┌──

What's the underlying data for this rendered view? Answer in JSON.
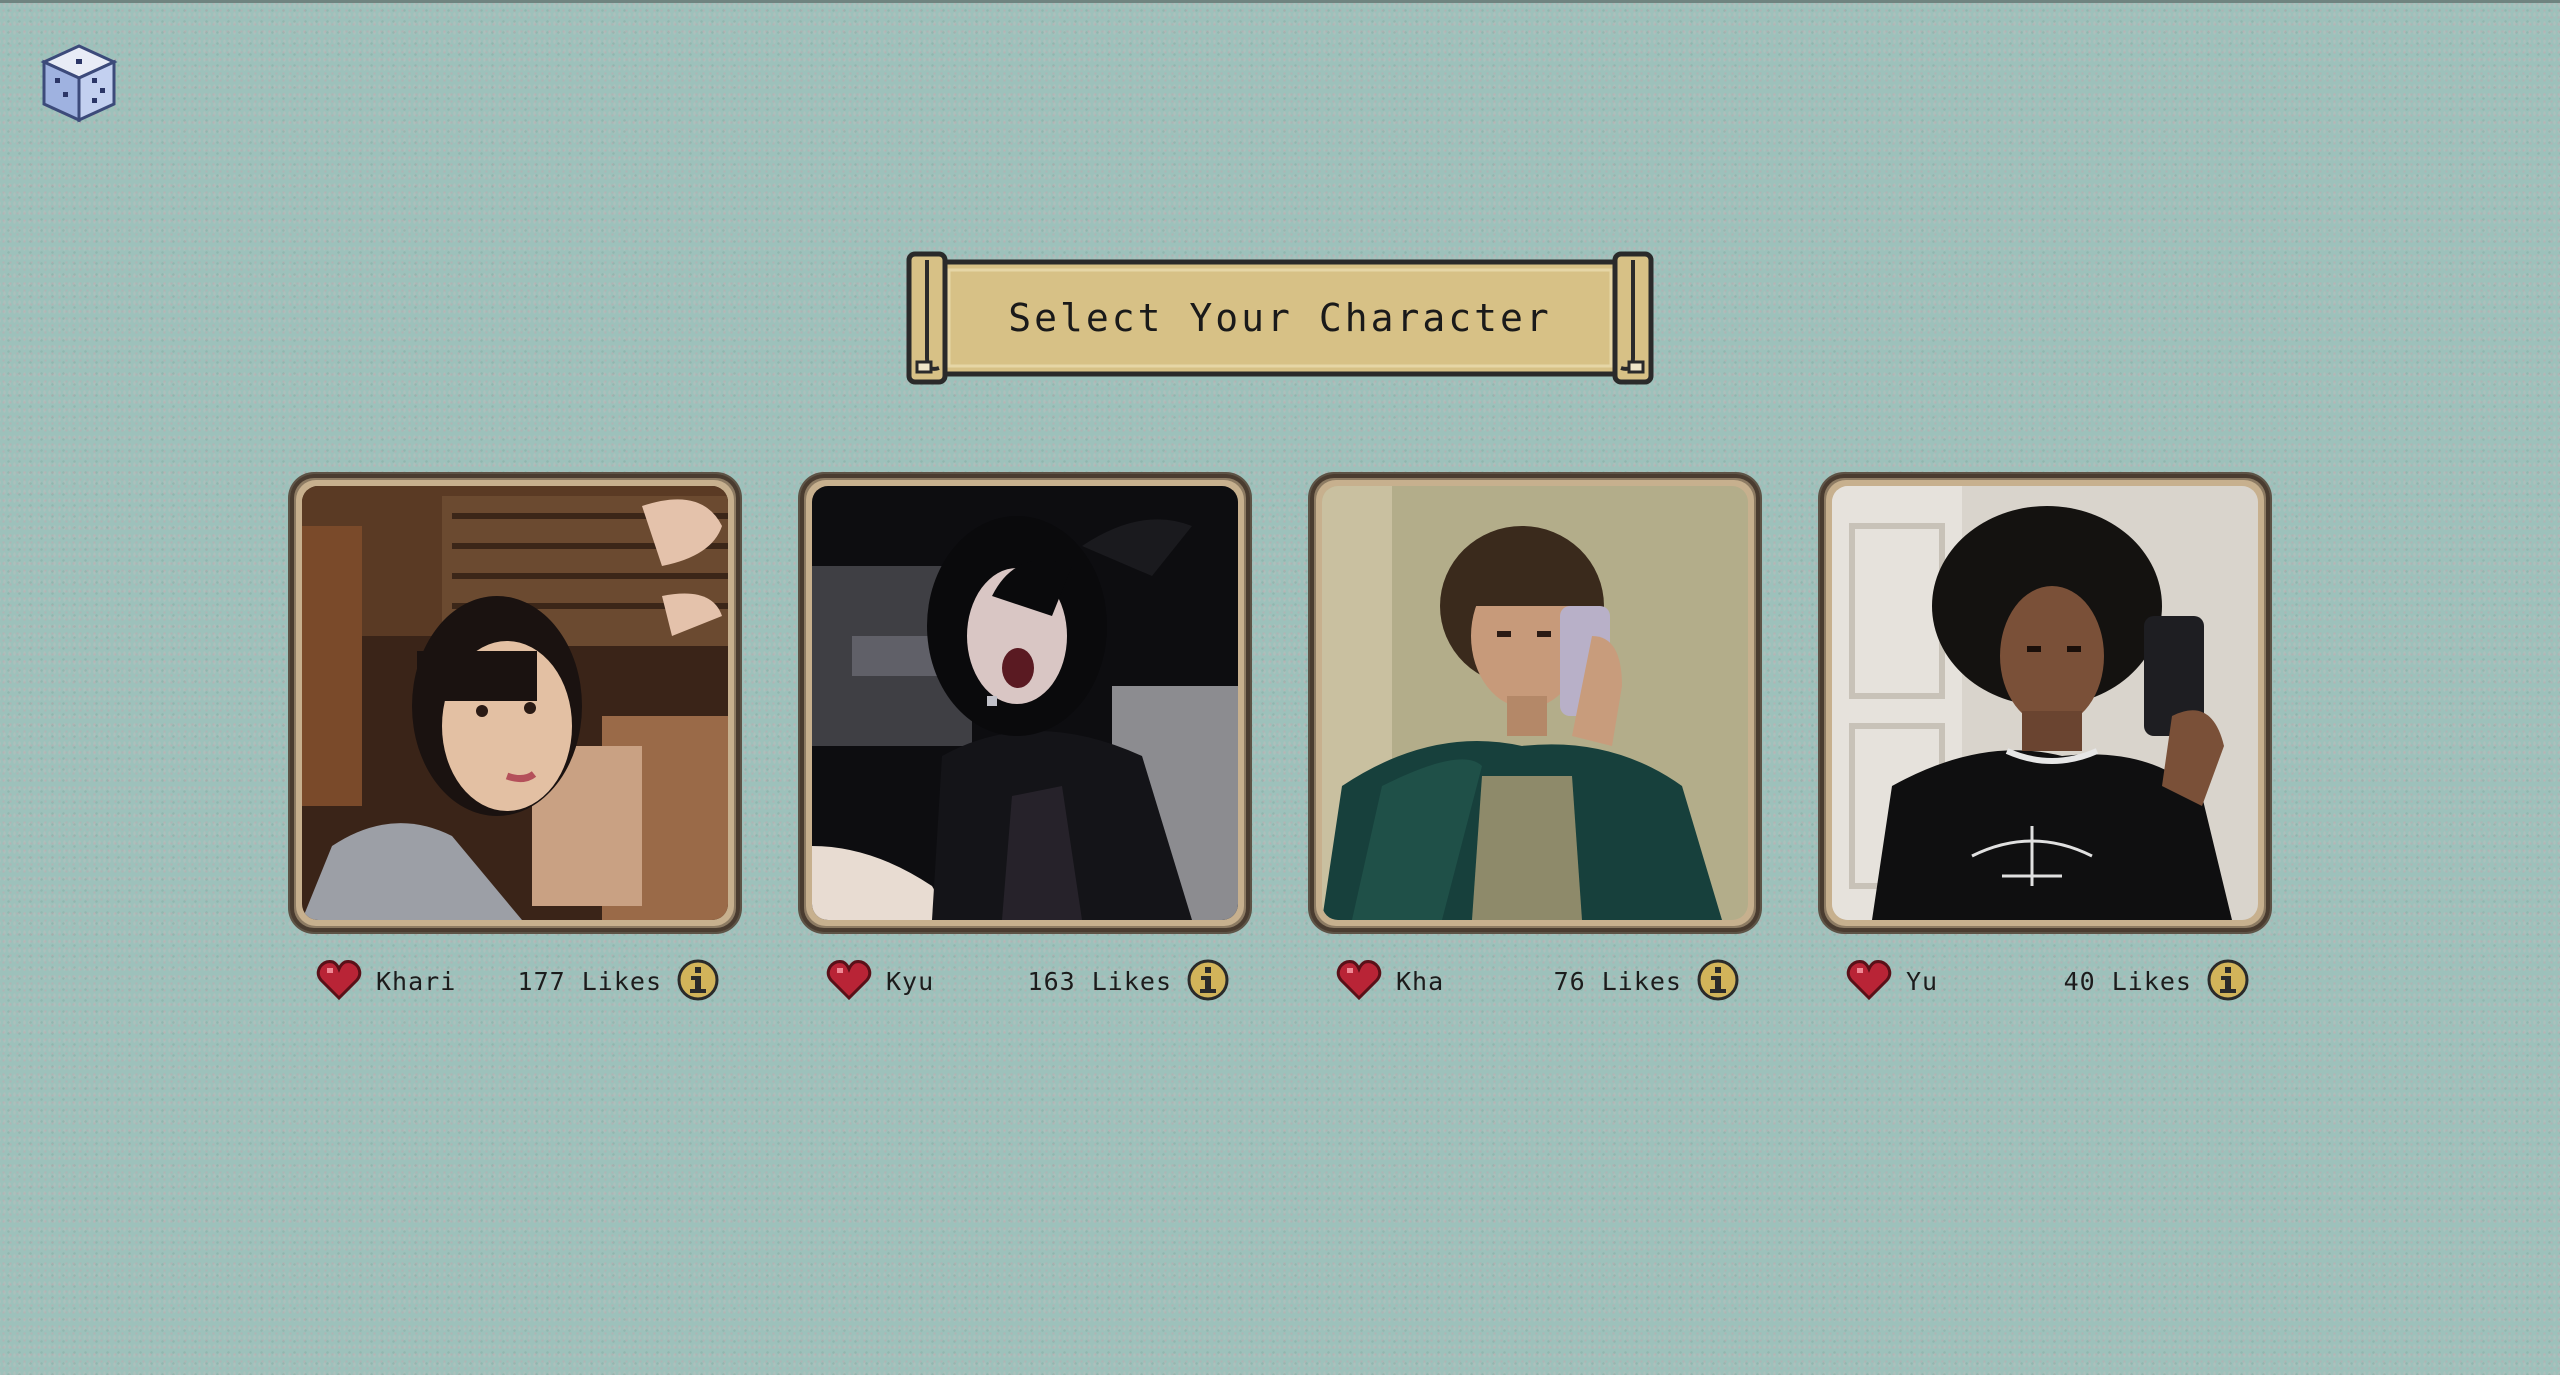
{
  "page": {
    "title": "Select Your Character"
  },
  "colors": {
    "background": "#9dc1bb",
    "banner": "#d7c186",
    "heart": "#b92436",
    "info": "#d2b45a",
    "frame": "#8d7b63"
  },
  "icons": {
    "dice": "dice-icon",
    "like": "heart-icon",
    "info": "info-icon"
  },
  "characters": [
    {
      "name": "Khari",
      "likes": "177 Likes"
    },
    {
      "name": "Kyu",
      "likes": "163 Likes"
    },
    {
      "name": "Kha",
      "likes": "76 Likes"
    },
    {
      "name": "Yu",
      "likes": "40 Likes"
    }
  ]
}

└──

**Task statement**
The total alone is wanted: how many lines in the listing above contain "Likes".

**Solution for this exercise**
4